Available data >>
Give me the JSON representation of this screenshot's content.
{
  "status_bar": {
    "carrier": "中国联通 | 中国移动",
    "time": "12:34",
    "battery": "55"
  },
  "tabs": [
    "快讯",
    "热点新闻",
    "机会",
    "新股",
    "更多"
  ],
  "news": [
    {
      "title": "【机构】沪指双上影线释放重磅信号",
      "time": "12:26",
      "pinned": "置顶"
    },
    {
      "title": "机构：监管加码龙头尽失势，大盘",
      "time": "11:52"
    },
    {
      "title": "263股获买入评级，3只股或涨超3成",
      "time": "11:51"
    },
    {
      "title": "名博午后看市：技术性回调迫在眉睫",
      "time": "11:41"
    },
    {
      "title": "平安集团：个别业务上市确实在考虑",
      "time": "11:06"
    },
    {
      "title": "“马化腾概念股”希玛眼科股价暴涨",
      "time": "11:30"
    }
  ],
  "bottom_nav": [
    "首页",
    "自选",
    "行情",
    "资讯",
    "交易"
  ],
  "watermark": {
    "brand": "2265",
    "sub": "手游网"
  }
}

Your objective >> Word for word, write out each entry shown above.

The answer >>
Give me the JSON representation of this screenshot's content.
{
  "status_bar": {
    "carrier": "中国联通 | 中国移动",
    "time": "12:34",
    "battery": "55"
  },
  "tabs": [
    "快讯",
    "热点新闻",
    "机会",
    "新股",
    "更多"
  ],
  "news": [
    {
      "title": "【机构】沪指双上影线释放重磅信号",
      "time": "12:26",
      "pinned": "置顶"
    },
    {
      "title": "机构：监管加码龙头尽失势，大盘",
      "time": "11:52"
    },
    {
      "title": "263股获买入评级，3只股或涨超3成",
      "time": "11:51"
    },
    {
      "title": "名博午后看市：技术性回调迫在眉睫",
      "time": "11:41"
    },
    {
      "title": "平安集团：个别业务上市确实在考虑",
      "time": "11:06"
    },
    {
      "title": "“马化腾概念股”希玛眼科股价暴涨",
      "time": "11:30"
    }
  ],
  "bottom_nav": [
    "首页",
    "自选",
    "行情",
    "资讯",
    "交易"
  ],
  "watermark": {
    "brand": "2265",
    "sub": "手游网"
  }
}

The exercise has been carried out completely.